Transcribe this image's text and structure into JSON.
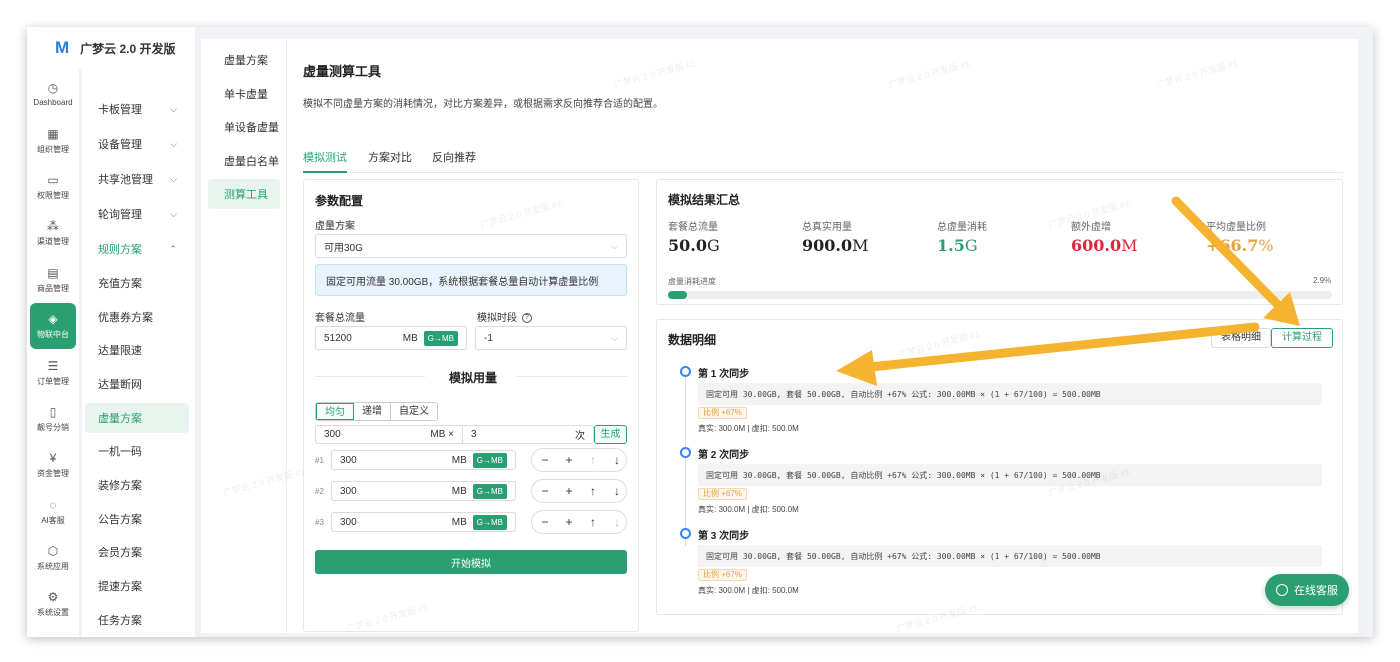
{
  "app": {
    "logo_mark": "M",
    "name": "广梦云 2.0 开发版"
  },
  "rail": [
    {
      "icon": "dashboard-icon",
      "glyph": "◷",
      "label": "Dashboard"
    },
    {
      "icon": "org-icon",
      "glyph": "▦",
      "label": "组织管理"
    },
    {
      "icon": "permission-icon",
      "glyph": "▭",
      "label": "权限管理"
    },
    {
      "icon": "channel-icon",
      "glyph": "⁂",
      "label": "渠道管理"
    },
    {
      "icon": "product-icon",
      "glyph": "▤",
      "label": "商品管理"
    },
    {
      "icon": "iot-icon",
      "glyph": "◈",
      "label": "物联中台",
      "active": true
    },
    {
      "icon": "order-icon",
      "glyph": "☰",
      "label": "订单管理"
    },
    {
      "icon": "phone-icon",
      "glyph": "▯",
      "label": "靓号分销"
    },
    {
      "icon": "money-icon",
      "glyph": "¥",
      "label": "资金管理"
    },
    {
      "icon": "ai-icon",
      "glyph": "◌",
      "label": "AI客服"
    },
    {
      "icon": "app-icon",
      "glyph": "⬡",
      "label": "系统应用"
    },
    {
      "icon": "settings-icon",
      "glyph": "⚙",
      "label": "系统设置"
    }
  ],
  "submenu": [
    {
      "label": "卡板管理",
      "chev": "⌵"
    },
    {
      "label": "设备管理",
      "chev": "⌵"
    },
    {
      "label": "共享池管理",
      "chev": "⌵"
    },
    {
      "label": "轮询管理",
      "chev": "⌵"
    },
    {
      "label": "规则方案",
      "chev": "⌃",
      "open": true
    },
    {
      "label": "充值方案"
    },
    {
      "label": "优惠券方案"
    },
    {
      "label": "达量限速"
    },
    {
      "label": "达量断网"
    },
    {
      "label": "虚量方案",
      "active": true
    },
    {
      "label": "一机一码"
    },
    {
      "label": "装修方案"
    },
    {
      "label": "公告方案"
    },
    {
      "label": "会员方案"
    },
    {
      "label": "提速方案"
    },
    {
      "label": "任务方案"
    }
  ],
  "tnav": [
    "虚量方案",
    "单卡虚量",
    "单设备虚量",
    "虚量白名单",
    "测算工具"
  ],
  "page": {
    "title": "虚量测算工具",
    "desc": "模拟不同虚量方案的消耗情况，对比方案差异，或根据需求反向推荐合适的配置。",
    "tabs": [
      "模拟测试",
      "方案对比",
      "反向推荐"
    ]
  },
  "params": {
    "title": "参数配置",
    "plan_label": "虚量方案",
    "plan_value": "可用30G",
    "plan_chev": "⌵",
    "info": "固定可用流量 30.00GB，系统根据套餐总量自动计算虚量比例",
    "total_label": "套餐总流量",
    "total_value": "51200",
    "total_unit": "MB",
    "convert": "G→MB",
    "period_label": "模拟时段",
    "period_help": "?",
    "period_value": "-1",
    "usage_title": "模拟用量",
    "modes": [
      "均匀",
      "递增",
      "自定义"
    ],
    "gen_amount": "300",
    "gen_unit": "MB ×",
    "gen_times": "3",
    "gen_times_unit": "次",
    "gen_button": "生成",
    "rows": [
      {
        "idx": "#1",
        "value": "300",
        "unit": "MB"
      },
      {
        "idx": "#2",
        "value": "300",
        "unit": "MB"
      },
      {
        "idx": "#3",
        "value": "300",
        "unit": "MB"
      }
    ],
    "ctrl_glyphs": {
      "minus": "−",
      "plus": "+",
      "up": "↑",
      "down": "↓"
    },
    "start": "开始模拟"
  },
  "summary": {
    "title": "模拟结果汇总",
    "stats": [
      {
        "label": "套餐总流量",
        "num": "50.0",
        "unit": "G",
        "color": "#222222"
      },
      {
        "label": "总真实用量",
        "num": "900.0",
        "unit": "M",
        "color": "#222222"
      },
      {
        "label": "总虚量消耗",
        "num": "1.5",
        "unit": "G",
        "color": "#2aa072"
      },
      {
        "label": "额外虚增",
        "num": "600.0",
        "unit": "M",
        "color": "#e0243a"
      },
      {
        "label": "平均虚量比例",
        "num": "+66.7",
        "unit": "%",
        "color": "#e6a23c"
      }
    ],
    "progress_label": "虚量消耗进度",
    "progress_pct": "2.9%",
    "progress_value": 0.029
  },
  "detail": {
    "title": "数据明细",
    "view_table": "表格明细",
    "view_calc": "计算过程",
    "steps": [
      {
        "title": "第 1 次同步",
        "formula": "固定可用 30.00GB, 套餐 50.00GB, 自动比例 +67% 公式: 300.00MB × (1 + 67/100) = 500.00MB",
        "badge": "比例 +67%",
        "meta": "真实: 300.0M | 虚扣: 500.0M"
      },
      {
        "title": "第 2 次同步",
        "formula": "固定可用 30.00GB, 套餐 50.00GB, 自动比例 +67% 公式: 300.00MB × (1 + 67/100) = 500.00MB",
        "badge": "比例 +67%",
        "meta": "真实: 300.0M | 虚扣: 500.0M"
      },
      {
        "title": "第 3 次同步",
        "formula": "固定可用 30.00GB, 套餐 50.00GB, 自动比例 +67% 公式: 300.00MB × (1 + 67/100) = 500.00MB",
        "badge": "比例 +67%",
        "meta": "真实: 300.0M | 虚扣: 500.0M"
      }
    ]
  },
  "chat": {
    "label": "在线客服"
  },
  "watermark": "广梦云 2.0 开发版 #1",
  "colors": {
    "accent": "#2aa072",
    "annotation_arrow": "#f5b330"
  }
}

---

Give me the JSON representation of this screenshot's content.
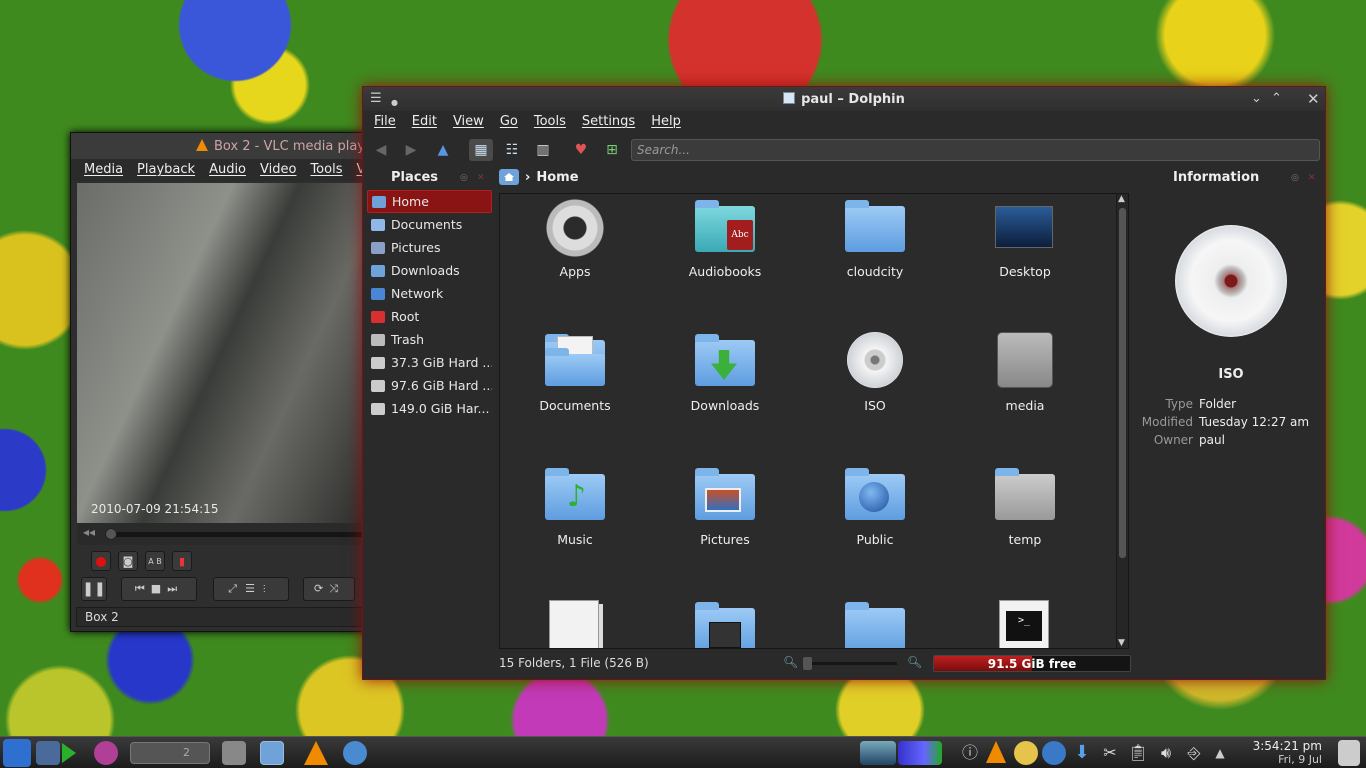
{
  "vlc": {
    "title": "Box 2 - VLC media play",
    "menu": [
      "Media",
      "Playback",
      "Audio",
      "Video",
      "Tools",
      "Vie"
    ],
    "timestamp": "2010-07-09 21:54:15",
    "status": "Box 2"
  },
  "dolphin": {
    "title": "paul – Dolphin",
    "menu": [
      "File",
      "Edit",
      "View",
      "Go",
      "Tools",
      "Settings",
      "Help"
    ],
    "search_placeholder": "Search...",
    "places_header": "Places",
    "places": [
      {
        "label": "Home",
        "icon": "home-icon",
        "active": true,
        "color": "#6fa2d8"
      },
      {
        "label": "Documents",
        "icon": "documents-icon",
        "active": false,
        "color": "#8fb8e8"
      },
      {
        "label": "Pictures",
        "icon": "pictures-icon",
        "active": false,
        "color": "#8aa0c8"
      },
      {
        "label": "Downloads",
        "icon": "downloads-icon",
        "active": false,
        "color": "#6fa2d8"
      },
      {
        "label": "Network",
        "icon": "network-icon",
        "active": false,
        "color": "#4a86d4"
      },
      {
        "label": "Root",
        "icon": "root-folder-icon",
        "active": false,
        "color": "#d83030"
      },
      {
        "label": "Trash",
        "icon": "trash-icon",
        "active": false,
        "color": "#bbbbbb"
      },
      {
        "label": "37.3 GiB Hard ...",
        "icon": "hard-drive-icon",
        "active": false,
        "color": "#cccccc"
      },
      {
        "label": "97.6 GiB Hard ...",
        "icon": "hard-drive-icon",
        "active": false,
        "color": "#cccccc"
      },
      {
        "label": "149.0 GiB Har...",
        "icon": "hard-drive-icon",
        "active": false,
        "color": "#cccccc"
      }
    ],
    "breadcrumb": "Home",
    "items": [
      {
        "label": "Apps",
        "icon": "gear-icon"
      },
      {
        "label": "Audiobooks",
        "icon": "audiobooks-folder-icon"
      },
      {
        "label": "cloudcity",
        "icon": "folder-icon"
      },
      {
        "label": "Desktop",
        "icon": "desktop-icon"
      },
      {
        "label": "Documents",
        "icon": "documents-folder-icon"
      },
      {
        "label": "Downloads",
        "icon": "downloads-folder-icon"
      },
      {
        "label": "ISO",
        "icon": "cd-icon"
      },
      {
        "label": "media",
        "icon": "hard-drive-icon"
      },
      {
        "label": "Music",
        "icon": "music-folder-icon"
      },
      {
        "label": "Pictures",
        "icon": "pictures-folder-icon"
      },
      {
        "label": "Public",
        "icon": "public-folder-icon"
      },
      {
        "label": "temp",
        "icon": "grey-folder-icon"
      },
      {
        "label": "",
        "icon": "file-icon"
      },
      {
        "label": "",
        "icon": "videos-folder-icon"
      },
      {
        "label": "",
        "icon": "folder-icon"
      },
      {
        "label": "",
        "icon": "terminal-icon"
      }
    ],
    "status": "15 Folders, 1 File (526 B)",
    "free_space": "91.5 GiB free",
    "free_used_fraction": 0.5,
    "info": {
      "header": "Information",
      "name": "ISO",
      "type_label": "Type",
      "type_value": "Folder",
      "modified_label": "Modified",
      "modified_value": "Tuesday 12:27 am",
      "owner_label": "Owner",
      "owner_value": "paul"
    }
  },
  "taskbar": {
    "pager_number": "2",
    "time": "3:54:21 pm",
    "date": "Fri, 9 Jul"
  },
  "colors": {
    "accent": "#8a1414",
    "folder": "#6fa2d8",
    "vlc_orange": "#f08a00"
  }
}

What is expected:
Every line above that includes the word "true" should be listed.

Response to the exercise:
      "active": true
      "open": true
      "active": true
        "active": true,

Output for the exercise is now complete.